• **Task directions**
Read through the listing, and wherever a line holds the word "JSON", return it.

• **Records to process**
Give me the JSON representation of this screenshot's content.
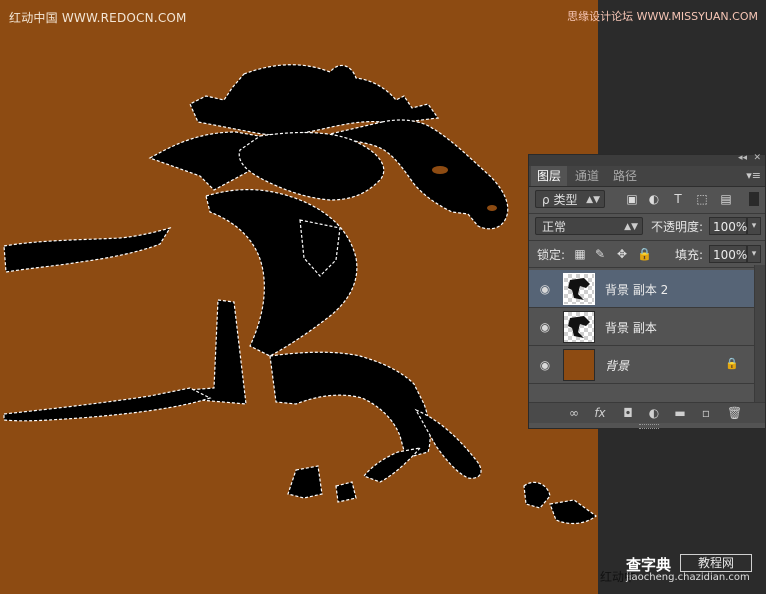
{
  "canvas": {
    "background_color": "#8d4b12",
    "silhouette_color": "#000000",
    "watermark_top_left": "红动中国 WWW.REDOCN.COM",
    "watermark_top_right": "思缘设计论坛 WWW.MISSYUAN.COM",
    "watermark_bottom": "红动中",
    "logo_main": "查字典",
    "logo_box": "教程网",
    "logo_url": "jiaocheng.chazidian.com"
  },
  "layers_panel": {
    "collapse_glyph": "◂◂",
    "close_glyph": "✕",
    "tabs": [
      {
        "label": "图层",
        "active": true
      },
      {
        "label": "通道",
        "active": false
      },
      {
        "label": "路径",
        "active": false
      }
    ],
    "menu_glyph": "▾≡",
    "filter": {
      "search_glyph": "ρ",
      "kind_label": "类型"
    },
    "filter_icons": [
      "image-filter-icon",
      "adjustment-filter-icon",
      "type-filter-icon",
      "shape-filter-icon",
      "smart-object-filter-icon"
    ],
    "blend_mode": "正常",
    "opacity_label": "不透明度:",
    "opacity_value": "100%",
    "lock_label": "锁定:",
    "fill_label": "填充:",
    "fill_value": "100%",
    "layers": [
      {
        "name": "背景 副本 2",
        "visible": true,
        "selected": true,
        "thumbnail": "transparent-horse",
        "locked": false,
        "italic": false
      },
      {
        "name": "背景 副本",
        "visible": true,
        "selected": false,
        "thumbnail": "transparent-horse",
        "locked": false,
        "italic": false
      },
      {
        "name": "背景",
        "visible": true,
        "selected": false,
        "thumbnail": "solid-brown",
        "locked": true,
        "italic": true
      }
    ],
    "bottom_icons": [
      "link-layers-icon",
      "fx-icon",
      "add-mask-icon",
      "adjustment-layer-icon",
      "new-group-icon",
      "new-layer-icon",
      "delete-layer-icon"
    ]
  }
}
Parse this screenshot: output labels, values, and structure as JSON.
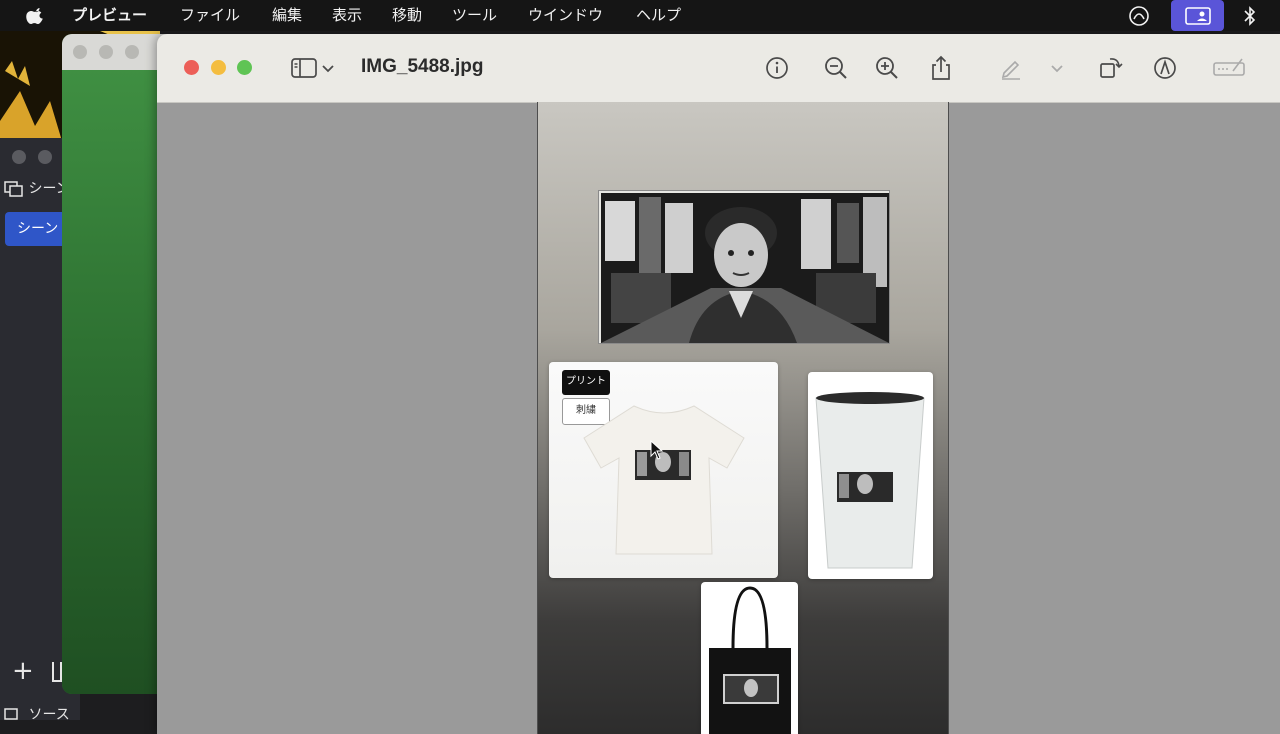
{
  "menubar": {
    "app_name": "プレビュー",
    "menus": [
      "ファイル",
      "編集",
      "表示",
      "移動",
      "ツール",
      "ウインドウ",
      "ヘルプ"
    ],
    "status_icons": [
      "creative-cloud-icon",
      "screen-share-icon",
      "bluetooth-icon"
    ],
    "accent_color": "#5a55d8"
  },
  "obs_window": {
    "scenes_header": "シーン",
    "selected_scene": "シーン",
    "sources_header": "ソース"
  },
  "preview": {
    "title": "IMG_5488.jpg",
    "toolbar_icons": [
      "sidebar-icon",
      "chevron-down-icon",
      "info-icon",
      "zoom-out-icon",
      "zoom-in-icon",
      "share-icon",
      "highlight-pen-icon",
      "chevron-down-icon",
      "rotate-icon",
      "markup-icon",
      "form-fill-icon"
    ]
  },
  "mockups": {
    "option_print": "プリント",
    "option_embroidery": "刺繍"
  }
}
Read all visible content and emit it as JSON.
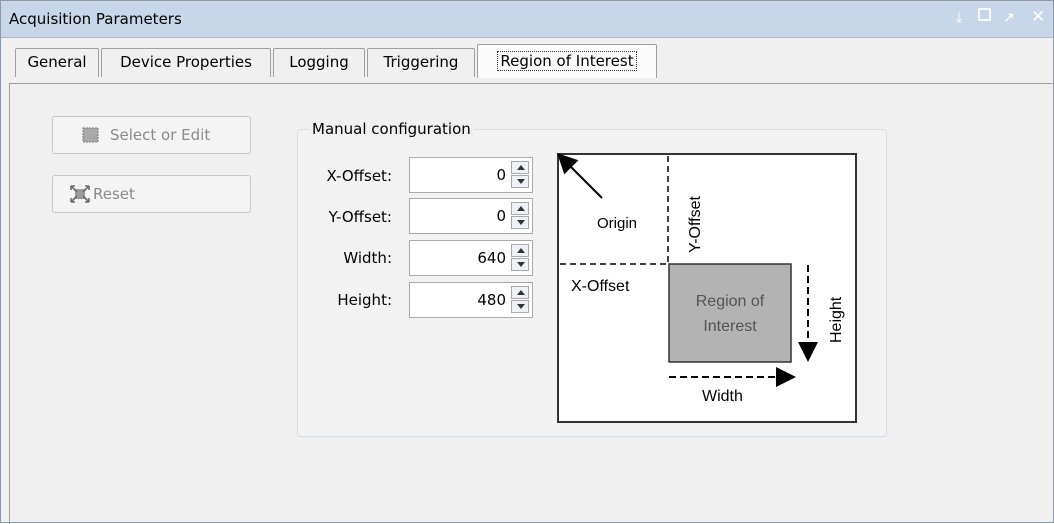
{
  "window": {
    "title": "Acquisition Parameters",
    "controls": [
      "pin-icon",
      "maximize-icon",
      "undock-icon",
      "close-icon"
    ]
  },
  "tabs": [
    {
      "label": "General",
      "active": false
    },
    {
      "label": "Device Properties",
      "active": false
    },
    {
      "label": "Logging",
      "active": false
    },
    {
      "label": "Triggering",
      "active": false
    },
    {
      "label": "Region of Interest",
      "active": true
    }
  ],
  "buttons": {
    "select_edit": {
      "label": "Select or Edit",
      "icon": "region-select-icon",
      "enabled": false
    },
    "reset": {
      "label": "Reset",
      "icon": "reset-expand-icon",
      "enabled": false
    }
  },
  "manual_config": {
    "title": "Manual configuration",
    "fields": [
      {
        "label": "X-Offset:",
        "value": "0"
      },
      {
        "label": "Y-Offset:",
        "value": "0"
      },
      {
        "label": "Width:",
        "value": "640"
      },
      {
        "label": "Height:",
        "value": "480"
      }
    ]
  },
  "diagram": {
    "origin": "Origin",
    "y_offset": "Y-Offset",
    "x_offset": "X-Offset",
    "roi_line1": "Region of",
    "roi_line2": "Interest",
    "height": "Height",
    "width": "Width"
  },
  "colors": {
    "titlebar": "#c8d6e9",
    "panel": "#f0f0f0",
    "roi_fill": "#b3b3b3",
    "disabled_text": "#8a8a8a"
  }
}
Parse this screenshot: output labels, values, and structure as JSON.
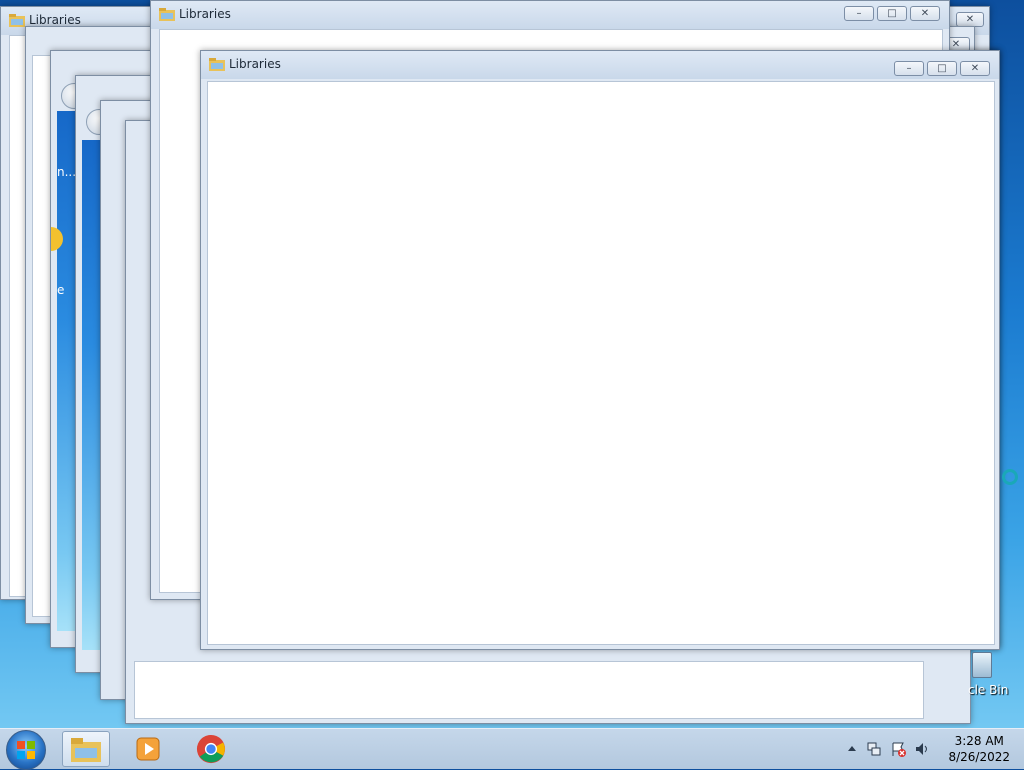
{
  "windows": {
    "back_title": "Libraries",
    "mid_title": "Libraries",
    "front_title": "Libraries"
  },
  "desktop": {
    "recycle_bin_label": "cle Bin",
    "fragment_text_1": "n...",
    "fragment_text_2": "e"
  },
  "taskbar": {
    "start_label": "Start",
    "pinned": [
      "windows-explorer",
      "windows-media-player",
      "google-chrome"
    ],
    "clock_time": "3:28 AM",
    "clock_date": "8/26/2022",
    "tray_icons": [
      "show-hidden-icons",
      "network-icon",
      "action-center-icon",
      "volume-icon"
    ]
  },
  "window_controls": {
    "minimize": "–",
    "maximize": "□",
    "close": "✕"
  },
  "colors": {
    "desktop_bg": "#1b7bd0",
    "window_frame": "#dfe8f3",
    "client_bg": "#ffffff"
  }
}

• **Expected answer**
Give me the JSON representation of this screenshot's content.
Parse this screenshot: output labels, values, and structure as JSON.
Read all visible content and emit it as JSON.
Parse this screenshot: output labels, values, and structure as JSON.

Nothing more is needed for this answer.